A study, co-funded by the American Heart Association and National Institutes of Health, considered data from the Coronary Artery Risk Development in Young Adults (CARDIA) cohort, an ongoing research effort tracking 3,937 individuals in Minneapolis, Chicago, Birmingham, Alabama, and Oakland, California. Tali Elfassy, PhD, and colleagues analyzed those patients’ income data over a 15-year period and compared it to their medical records during the same time.
“Income volatility is on the rise and presents a growing public health problem,” Elfassy, an assistant professor at the University of Miami Miller School of Medicine, and coauthors wrote in Circulation Jan. 7. “Because in many epidemiological studies income is measured at a single point in time, the association of long-term income volatility with incident CVD and mortality has not been adequately explored.”
CARDIA participants were all between 23 and 35 years old at the study’s baseline in 1990. Elfassy et al. looked at income data collected until 2005 and then cardiovascular outcomes data from 2005 to 2015. The authors defined income volatility as the percent change in income from one assessment to the next—participants were evaluated five times over the course of 15 years—and income drop as a decrease of 25 percent or more from the last measurement.
Using medical records and death certificates, the researchers found a total of 106 CVD events and 164 deaths occurred in the study population between 2005 and 2015. Higher income volatility was directly linked to more than double the risk of CVD and a 1.9-fold increased risk of all-cause mortality.
According to the study, compared to white men, black participants and women were more likely to experience high income volatility and income drops.

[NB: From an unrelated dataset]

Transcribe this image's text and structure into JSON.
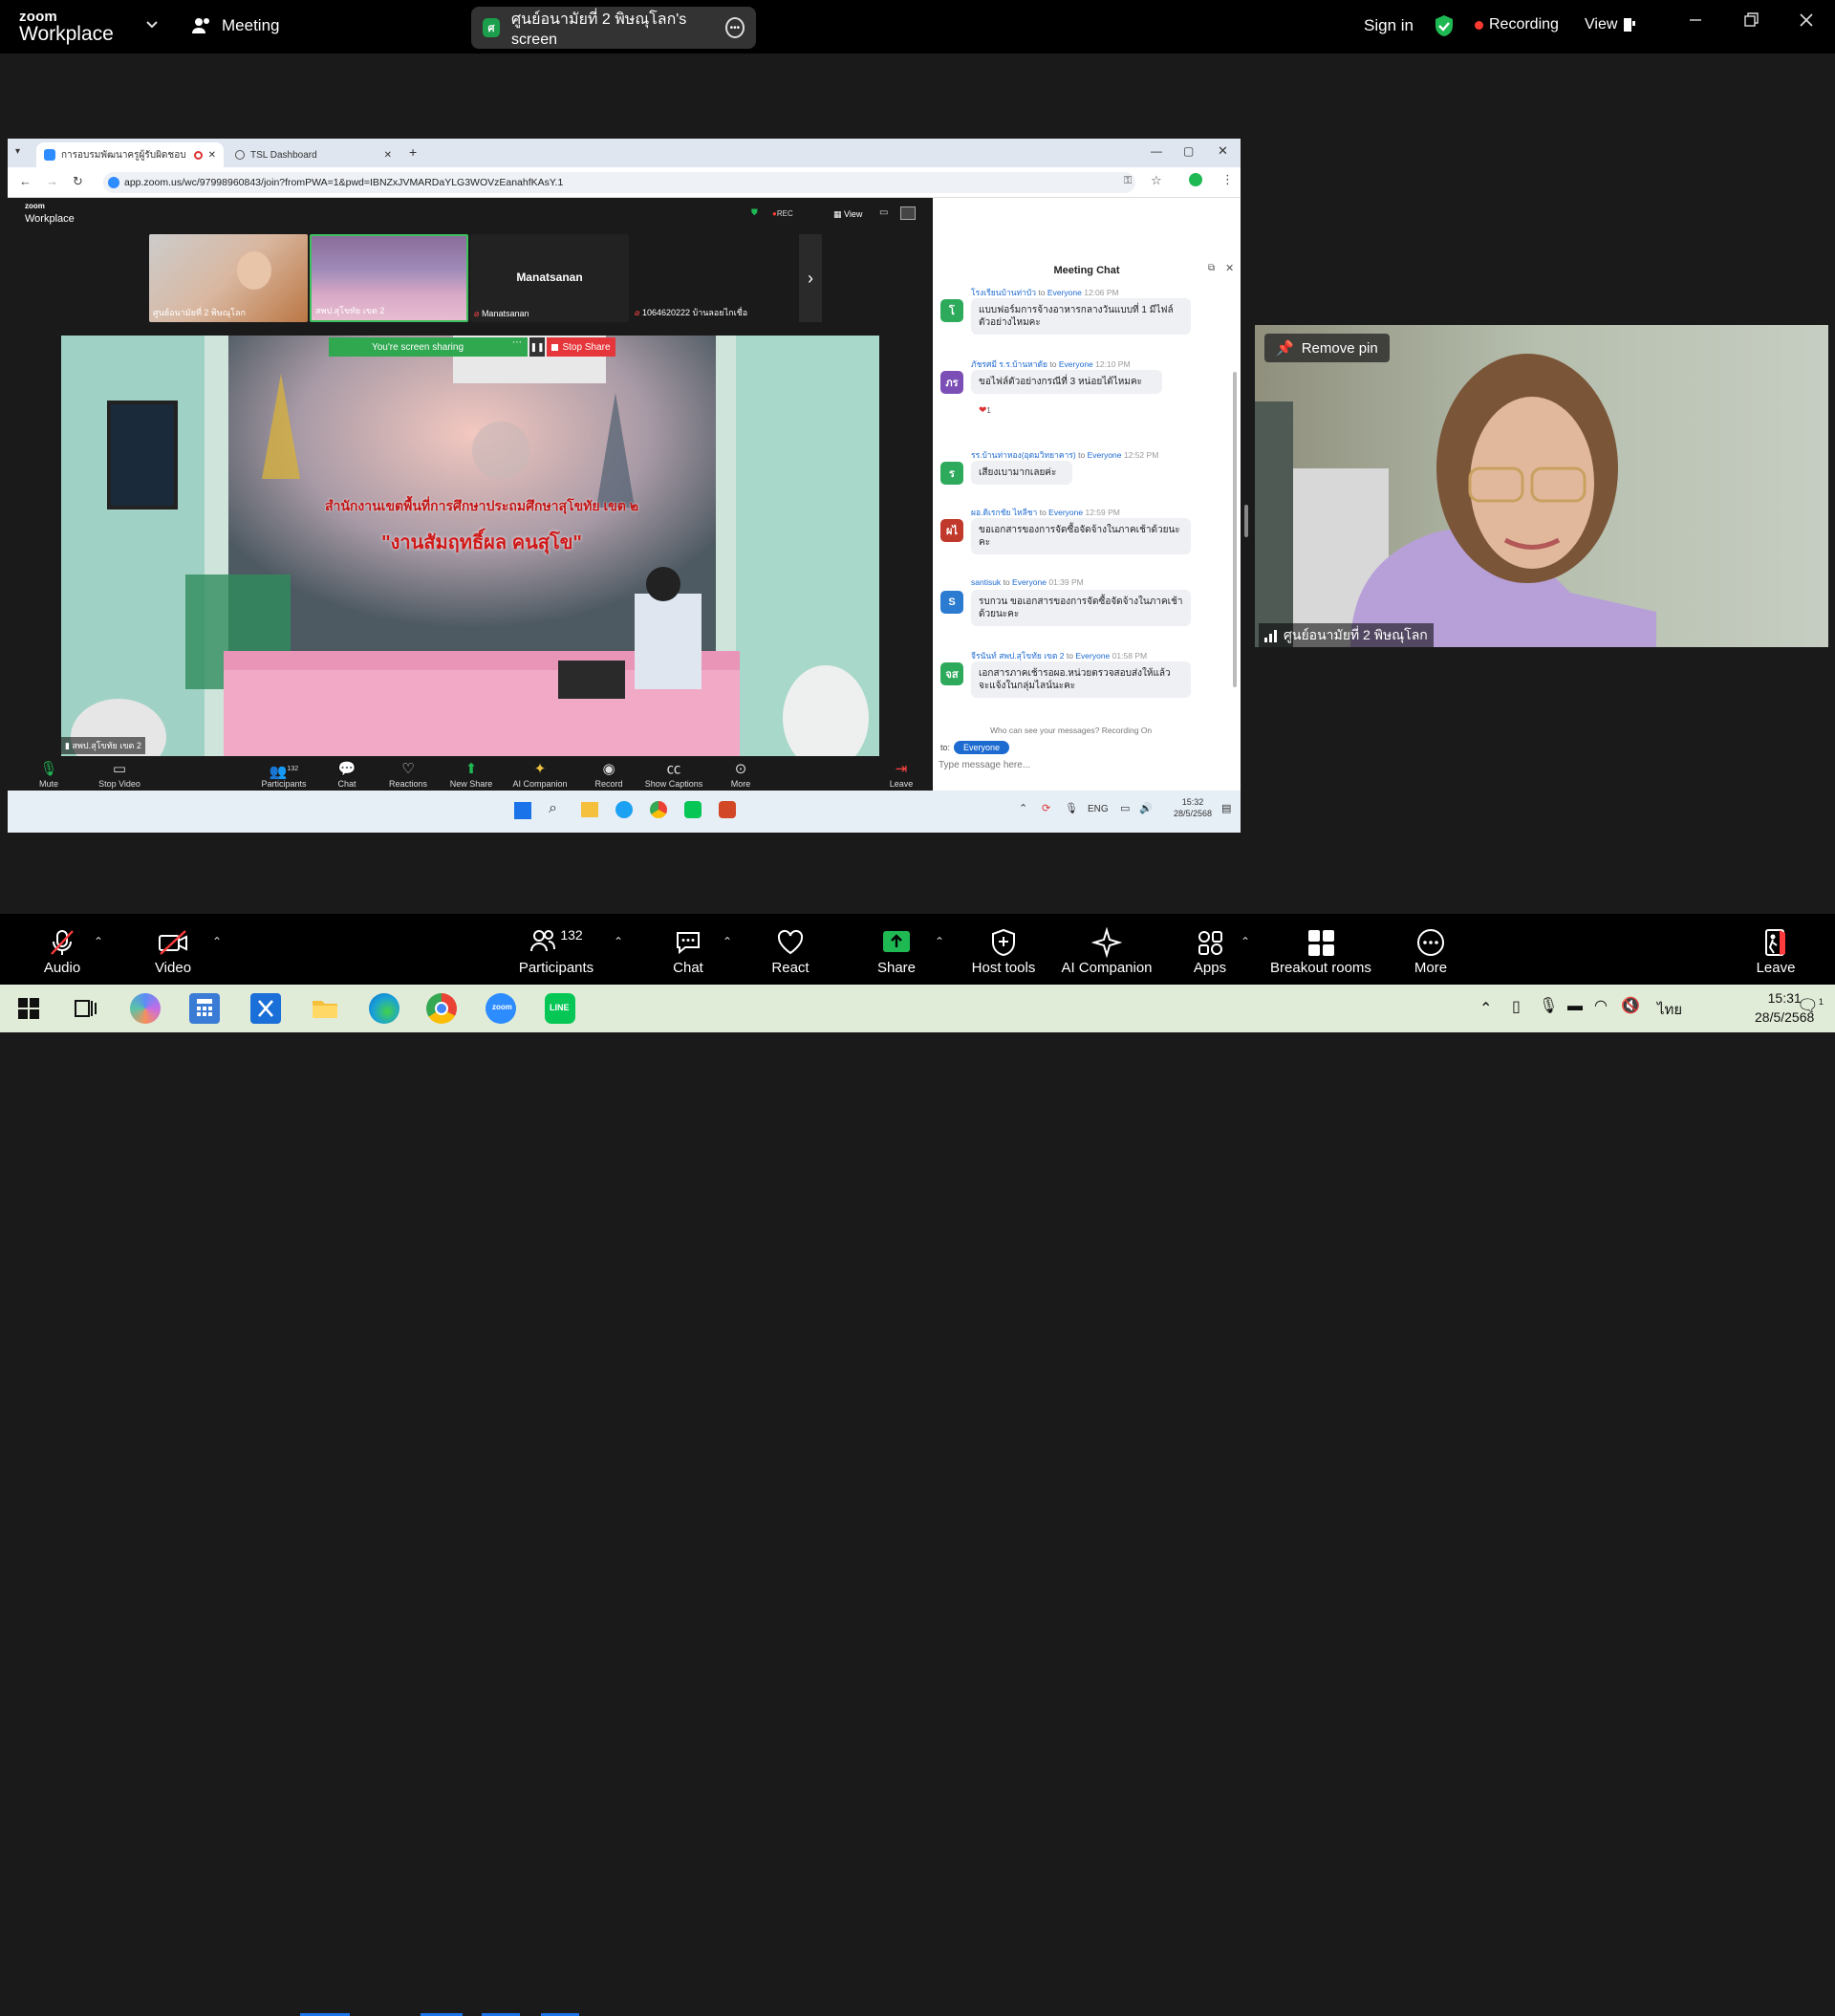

“Income volatility presents a growing public health threat, especially when federal programs, which are meant to help absorb unpredictable income changes, are undergoing continuous changes, and mostly cuts,” Elfassy said in a release. “While this study is observational in nature and certainly not an evaluation of such programs, our results do highlight that large negative changes in income may be detrimental to heart health and may contribute to premature death.”